Listen to this article

Experimental feature

Richard Pennycook has shocked the high street by standing down as chief executive of the Co-op Group on the day Aldi displaced it as the UK’s fifth biggest grocer. He will be succeeded by Steve Murrells, chief executive of the Co-op’s food business.

Mr Pennycook is credited with rescuing the group from collapse in 2013 after its bank discovered a huge hole in its balance sheet.

He had indicated he would stay to lead its so-called “Renewal Phase” after selling a number of businesses to cut debt and focus on its core grocery business.

The Manchester-based mutual said Mr Pennycook wanted to pursue a “portfolio career” with a number of directorships. He took a big pay cut this year at his own request, arguing that the hard work of rescuing the Co-op was done. He became chief executive initially on a temporary basis.

It is a much smaller group than he inherited, having dropped its farms and pharmacy chain. Its main business now are funeral care, legal and insurance.

Chairman Allan Leighton said Mr Pennycook’s departure reflected the board’s desire for a chief executive who would stay in post throughout the next stage of the Co-op’s “renewal” plan. “He’s done a phenomenal job. He saved the Co-op,” Mr Leighton said, “Richard didn’t want to commit to another 3 or 4 years, which I understand. It’s a classic piece of succession.”

Get alerts on Co-operative Group Ltd when a new story is published

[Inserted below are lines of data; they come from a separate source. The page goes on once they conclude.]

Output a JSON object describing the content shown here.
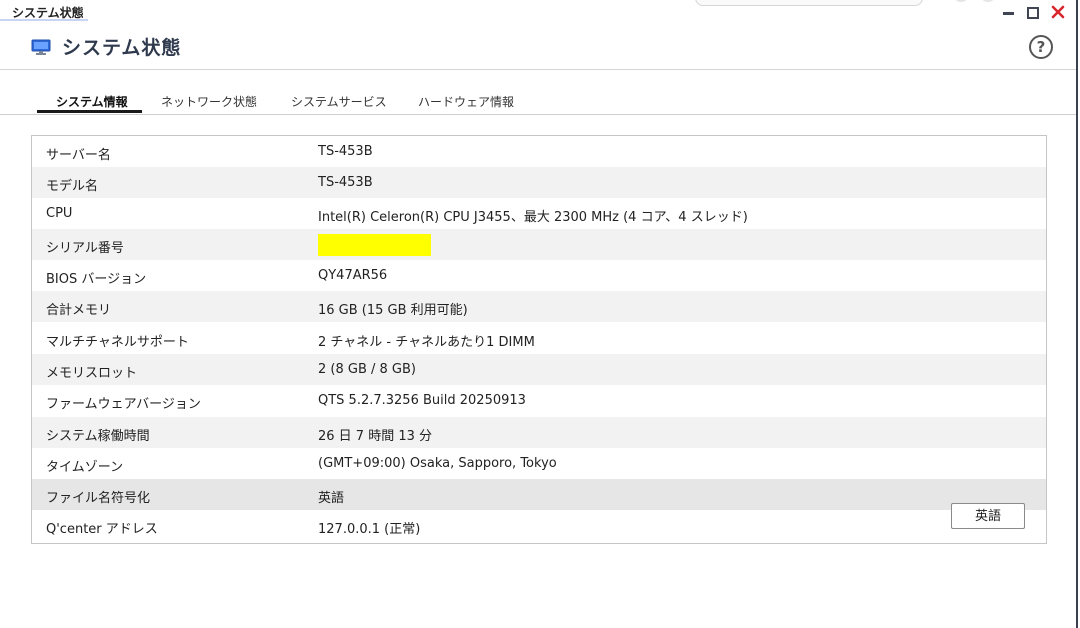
{
  "window": {
    "title": "システム状態"
  },
  "app": {
    "title": "システム状態",
    "help_label": "?"
  },
  "tabs": [
    {
      "label": "システム情報",
      "active": true
    },
    {
      "label": "ネットワーク状態",
      "active": false
    },
    {
      "label": "システムサービス",
      "active": false
    },
    {
      "label": "ハードウェア情報",
      "active": false
    }
  ],
  "system_info": [
    {
      "key": "サーバー名",
      "value": "TS-453B"
    },
    {
      "key": "モデル名",
      "value": "TS-453B"
    },
    {
      "key": "CPU",
      "value": "Intel(R) Celeron(R) CPU J3455、最大 2300 MHz (4 コア、4 スレッド)"
    },
    {
      "key": "シリアル番号",
      "value": ""
    },
    {
      "key": "BIOS バージョン",
      "value": "QY47AR56"
    },
    {
      "key": "合計メモリ",
      "value": "16 GB (15 GB 利用可能)"
    },
    {
      "key": "マルチチャネルサポート",
      "value": "2 チャネル - チャネルあたり1 DIMM"
    },
    {
      "key": "メモリスロット",
      "value": "2 (8 GB / 8 GB)"
    },
    {
      "key": "ファームウェアバージョン",
      "value": "QTS 5.2.7.3256 Build 20250913"
    },
    {
      "key": "システム稼働時間",
      "value": "26 日 7 時間 13 分"
    },
    {
      "key": "タイムゾーン",
      "value": "(GMT+09:00) Osaka, Sapporo, Tokyo"
    },
    {
      "key": "ファイル名符号化",
      "value": "英語"
    },
    {
      "key": "Q'center アドレス",
      "value": "127.0.0.1 (正常)"
    }
  ],
  "encoding_button": {
    "label": "英語"
  },
  "colors": {
    "redaction": "#ffff00",
    "accent_icon": "#2f6bd8"
  }
}
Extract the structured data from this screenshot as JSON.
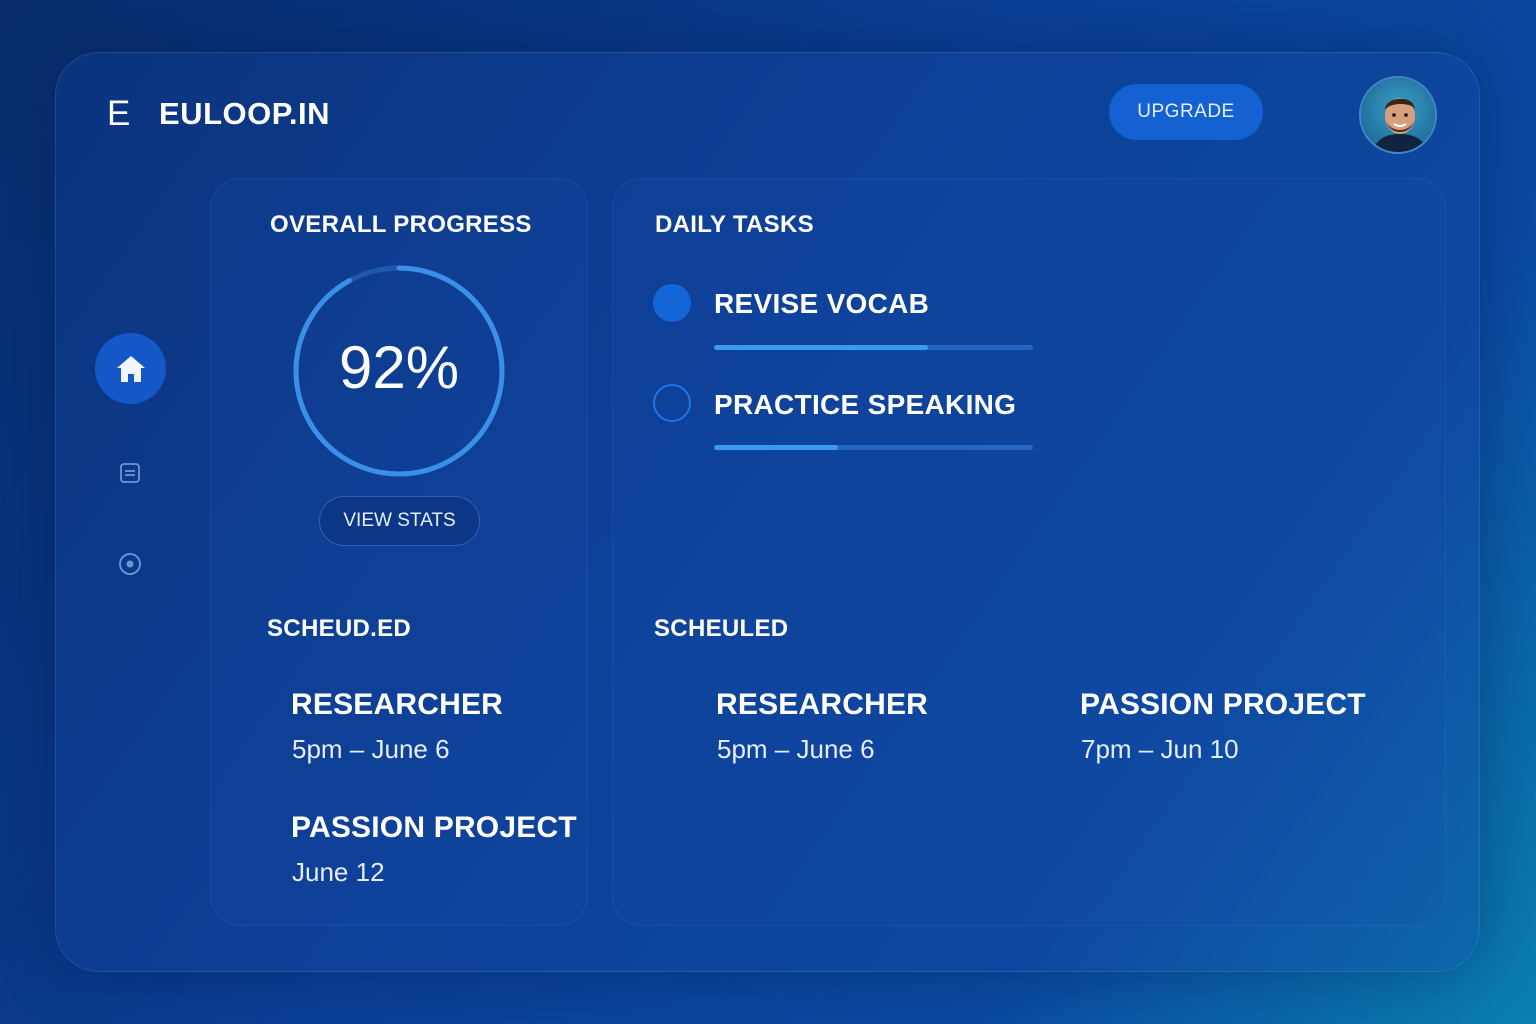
{
  "header": {
    "brand_mark": "E",
    "brand_name": "EULOOP.IN",
    "upgrade_label": "UPGRADE",
    "avatar_icon": "user-avatar-photo"
  },
  "sidebar": {
    "items": [
      {
        "icon": "home-icon",
        "active": true
      },
      {
        "icon": "list-icon",
        "active": false
      },
      {
        "icon": "target-icon",
        "active": false
      }
    ]
  },
  "progress": {
    "title": "OVERALL PROGRESS",
    "percent": 92,
    "percent_label": "92%",
    "button_label": "VIEW STATS"
  },
  "tasks": {
    "title": "DAILY TASKS",
    "items": [
      {
        "label": "REVISE VOCAB",
        "completed": true,
        "progress": 0.67
      },
      {
        "label": "PRACTICE SPEAKING",
        "completed": false,
        "progress": 0.39
      }
    ]
  },
  "schedule_left": {
    "title": "SCHEUD.ED",
    "events": [
      {
        "title": "RESEARCHER",
        "time": "5pm – June 6"
      },
      {
        "title": "PASSION PROJECT",
        "time": "June 12"
      }
    ]
  },
  "schedule_right": {
    "title": "SCHEULED",
    "events": [
      {
        "title": "RESEARCHER",
        "time": "5pm – June 6"
      },
      {
        "title": "PASSION PROJECT",
        "time": "7pm – Jun 10"
      }
    ]
  },
  "colors": {
    "accent": "#1461d2",
    "ring": "#3a8fe8",
    "background": "#0a3f94"
  }
}
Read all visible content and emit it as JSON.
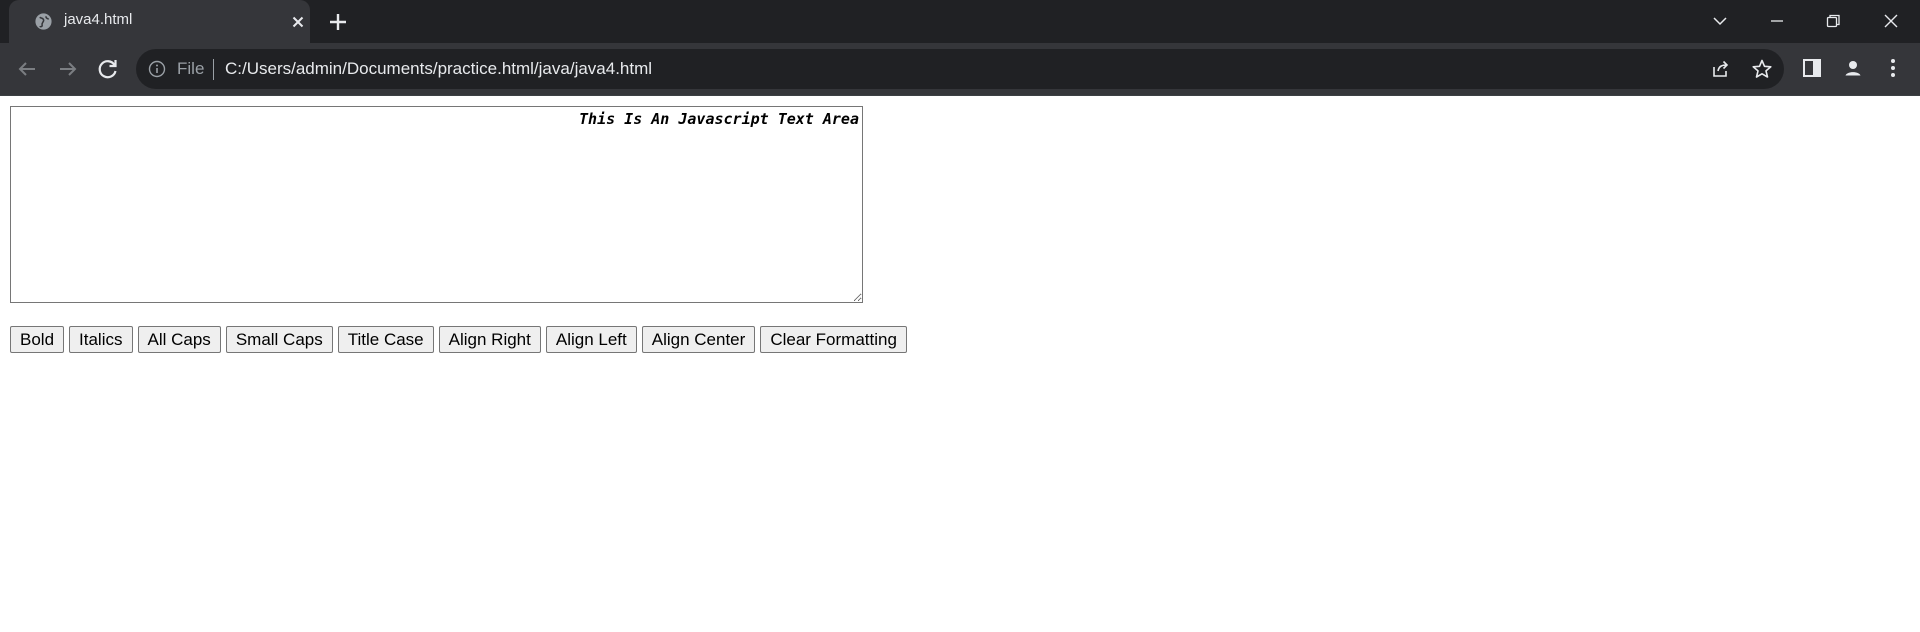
{
  "browser": {
    "tab_title": "java4.html",
    "omnibox": {
      "scheme_label": "File",
      "url": "C:/Users/admin/Documents/practice.html/java/java4.html"
    },
    "icons": {
      "favicon": "globe-icon",
      "tab_close": "close-icon",
      "new_tab": "plus-icon",
      "tab_search": "chevron-down-icon",
      "minimize": "minimize-icon",
      "restore": "restore-icon",
      "close_window": "close-icon",
      "back": "arrow-left-icon",
      "forward": "arrow-right-icon",
      "reload": "reload-icon",
      "site_info": "info-icon",
      "share": "share-icon",
      "bookmark": "star-icon",
      "side_panel": "side-panel-icon",
      "profile": "person-icon",
      "menu": "kebab-menu-icon"
    }
  },
  "page": {
    "textarea_placeholder": "This Is An Javascript Text Area",
    "buttons": {
      "bold": "Bold",
      "italics": "Italics",
      "all_caps": "All Caps",
      "small_caps": "Small Caps",
      "title_case": "Title Case",
      "align_right": "Align Right",
      "align_left": "Align Left",
      "align_center": "Align Center",
      "clear_formatting": "Clear Formatting"
    }
  },
  "colors": {
    "chrome_dark": "#202124",
    "chrome_toolbar": "#35363a",
    "chrome_text": "#e8eaed",
    "chrome_muted": "#9aa0a6",
    "button_bg": "#efefef",
    "border": "#767676"
  }
}
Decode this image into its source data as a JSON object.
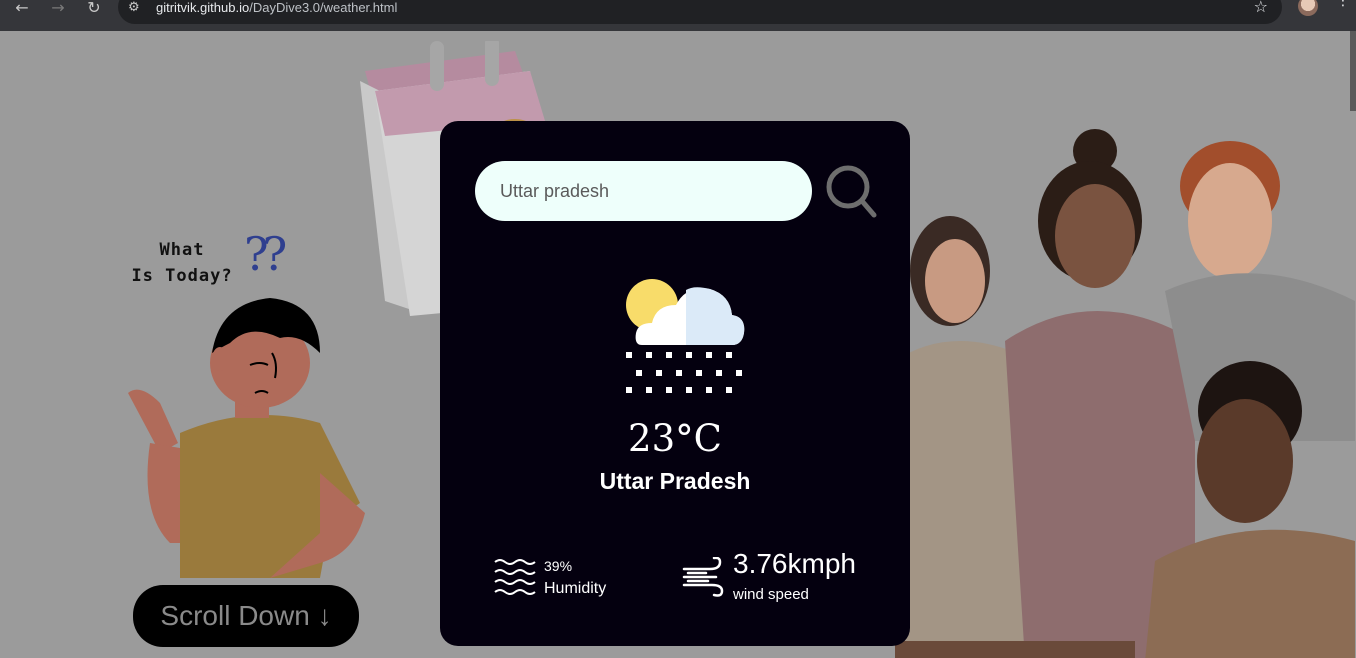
{
  "browser": {
    "url_host": "gitritvik.github.io",
    "url_path": "/DayDive3.0/weather.html"
  },
  "page": {
    "question_line1": "What",
    "question_line2": "Is Today?",
    "question_marks": "??",
    "scroll_button": "Scroll Down ↓"
  },
  "weather": {
    "search_value": "Uttar pradesh",
    "temperature": "23°C",
    "city": "Uttar Pradesh",
    "humidity_value": "39%",
    "humidity_label": "Humidity",
    "wind_value": "3.76kmph",
    "wind_label": "wind speed",
    "condition_icon": "cloud-sun-snow-icon"
  },
  "colors": {
    "card_bg": "#04000f",
    "search_bg": "#eefffb",
    "overlay": "#9b9b9b"
  }
}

Copyright The Financial Times Limited 2019. All rights reserved.

Comments have not been enabled for this article.

Follow the topics in this article